Exercise directions: Can you pull out each line of the data below that includes the word "image"?

Study material:
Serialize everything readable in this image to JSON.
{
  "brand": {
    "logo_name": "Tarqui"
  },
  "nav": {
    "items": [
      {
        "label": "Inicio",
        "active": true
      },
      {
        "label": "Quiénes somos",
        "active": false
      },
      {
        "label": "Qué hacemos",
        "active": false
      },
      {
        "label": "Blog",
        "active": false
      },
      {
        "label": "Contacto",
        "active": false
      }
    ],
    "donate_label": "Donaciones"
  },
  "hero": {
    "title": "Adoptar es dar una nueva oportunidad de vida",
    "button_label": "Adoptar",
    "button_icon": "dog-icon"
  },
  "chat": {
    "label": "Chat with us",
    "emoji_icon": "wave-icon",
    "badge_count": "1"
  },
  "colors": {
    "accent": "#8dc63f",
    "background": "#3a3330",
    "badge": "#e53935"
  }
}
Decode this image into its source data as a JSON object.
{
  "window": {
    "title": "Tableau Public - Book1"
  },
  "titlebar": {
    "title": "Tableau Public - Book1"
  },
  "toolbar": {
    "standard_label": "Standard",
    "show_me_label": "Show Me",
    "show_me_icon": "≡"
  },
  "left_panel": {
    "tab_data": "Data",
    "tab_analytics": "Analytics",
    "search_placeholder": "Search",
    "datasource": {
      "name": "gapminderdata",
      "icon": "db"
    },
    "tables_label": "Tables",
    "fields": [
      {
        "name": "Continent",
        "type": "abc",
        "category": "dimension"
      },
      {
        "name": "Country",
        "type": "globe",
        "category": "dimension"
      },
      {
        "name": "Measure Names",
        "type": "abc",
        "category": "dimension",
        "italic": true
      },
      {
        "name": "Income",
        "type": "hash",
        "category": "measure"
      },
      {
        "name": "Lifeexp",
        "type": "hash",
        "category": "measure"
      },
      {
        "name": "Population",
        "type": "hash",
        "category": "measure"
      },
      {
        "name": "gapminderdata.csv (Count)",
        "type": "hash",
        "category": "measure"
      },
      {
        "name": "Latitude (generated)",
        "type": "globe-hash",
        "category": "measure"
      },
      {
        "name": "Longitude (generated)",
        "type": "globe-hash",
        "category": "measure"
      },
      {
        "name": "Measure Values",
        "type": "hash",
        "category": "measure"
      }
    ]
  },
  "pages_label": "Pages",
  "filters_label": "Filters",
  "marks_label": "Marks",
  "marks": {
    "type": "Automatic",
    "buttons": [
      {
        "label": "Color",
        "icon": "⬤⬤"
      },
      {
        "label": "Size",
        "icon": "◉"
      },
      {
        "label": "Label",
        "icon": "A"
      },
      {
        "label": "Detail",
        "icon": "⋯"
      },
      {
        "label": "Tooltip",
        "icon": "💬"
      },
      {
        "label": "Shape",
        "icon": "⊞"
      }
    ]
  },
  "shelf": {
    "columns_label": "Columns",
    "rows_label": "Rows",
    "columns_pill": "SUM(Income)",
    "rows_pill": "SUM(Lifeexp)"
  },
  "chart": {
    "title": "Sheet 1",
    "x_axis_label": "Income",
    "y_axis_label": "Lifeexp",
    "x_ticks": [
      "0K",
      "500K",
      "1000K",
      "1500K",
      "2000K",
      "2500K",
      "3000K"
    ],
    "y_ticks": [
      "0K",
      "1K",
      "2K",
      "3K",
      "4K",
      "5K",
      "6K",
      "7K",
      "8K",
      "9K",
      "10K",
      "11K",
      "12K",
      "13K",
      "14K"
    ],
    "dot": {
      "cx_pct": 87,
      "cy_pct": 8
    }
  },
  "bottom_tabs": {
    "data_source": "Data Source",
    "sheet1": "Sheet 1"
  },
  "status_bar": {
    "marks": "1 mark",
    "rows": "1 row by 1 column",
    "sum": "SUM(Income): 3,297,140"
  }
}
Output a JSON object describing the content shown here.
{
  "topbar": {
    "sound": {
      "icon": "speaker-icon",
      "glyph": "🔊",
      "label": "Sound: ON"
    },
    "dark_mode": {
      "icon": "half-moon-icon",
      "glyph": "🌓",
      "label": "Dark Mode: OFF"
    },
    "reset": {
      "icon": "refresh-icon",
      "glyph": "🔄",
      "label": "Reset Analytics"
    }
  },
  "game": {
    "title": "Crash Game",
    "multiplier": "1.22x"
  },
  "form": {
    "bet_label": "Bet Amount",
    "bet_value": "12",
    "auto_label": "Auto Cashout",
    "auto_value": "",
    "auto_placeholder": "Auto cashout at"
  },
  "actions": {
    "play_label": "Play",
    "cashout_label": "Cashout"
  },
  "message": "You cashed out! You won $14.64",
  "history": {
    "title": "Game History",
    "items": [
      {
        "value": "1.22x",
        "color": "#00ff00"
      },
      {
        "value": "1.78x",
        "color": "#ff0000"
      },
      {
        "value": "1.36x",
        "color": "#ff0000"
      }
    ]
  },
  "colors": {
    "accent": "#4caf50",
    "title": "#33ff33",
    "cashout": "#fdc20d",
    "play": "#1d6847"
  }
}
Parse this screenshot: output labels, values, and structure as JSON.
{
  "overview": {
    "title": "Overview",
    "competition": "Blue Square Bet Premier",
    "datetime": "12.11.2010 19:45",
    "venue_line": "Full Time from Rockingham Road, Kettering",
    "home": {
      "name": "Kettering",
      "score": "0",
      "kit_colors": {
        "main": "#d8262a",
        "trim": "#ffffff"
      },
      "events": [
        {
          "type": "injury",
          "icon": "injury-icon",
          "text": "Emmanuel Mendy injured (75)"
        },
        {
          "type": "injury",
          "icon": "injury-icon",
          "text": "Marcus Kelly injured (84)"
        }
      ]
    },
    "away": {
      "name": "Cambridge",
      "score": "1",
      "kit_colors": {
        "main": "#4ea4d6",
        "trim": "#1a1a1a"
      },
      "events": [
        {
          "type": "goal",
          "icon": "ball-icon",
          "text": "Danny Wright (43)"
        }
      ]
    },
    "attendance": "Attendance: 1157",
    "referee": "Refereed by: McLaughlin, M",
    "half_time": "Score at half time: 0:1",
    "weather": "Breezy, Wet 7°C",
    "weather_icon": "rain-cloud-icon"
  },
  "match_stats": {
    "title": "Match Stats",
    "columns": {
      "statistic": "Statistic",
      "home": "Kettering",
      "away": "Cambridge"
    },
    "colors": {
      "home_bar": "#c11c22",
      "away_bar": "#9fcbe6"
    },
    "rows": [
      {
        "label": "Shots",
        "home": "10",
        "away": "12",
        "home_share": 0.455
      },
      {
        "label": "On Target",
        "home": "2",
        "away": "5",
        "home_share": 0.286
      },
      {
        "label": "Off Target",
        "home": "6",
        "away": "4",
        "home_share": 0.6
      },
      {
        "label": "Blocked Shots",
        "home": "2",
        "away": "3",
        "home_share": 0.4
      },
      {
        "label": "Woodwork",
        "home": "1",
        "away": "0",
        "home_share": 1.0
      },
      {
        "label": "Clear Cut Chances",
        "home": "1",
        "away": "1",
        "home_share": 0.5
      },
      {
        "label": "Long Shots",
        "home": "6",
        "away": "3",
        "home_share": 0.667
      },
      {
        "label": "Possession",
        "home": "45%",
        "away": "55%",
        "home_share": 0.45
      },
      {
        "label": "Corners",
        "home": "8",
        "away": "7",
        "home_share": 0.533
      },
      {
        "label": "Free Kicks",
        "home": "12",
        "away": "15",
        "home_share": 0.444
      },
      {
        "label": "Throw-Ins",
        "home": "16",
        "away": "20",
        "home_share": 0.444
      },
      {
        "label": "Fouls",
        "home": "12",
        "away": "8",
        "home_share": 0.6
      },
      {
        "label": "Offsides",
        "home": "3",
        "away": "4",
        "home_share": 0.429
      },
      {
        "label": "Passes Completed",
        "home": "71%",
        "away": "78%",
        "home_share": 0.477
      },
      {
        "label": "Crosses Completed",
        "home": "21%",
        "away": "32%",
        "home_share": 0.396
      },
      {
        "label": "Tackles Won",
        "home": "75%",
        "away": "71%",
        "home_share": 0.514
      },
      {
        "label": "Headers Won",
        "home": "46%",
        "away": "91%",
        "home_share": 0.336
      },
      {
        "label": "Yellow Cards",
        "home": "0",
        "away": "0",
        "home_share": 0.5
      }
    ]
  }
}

Finished task:
Serialize everything readable in this image to JSON.
Decode this image into its source data as a JSON object.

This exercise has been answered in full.